━━ SUPPLIED ENTRIES

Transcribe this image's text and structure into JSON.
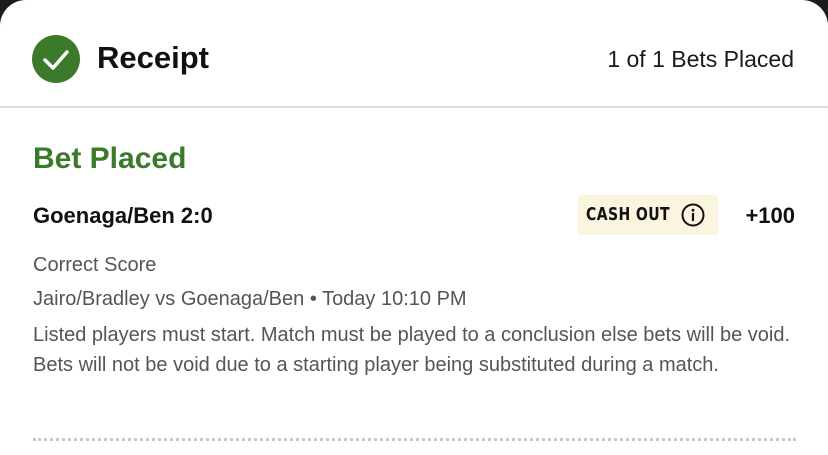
{
  "header": {
    "title": "Receipt",
    "bets_count": "1 of 1 Bets Placed",
    "status_icon": "checkmark-icon",
    "accent_color": "#3b7a2b"
  },
  "bet": {
    "status": "Bet Placed",
    "selection": "Goenaga/Ben 2:0",
    "cashout_label": "CASH OUT",
    "cashout_icon": "info-icon",
    "odds": "+100",
    "market": "Correct Score",
    "event": {
      "teams": "Jairo/Bradley vs Goenaga/Ben",
      "separator": "•",
      "time": "Today 10:10 PM"
    },
    "rules": "Listed players must start. Match must be played to a conclusion else bets will be void. Bets will not be void due to a starting player being substituted during a match."
  }
}
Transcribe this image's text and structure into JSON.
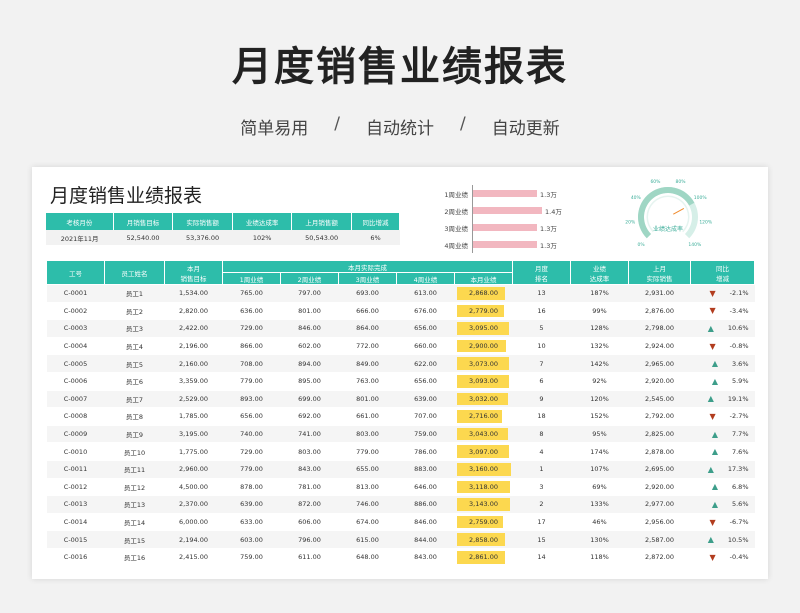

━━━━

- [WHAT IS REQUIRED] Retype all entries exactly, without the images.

- [ANSWER SECTION]
Transcribe this image's text and structure into JSON.
{
  "header": {
    "title": "Receipt",
    "bets_count": "1 of 1 Bets Placed",
    "status_icon": "checkmark-icon",
    "accent_color": "#3b7a2b"
  },
  "bet": {
    "status": "Bet Placed",
    "selection": "Goenaga/Ben 2:0",
    "cashout_label": "CASH OUT",
    "cashout_icon": "info-icon",
    "odds": "+100",
    "market": "Correct Score",
    "event": {
      "teams": "Jairo/Bradley vs Goenaga/Ben",
      "separator": "•",
      "time": "Today 10:10 PM"
    },
    "rules": "Listed players must start. Match must be played to a conclusion else bets will be void. Bets will not be void due to a starting player being substituted during a match."
  }
}
Transcribe this image's text and structure into JSON.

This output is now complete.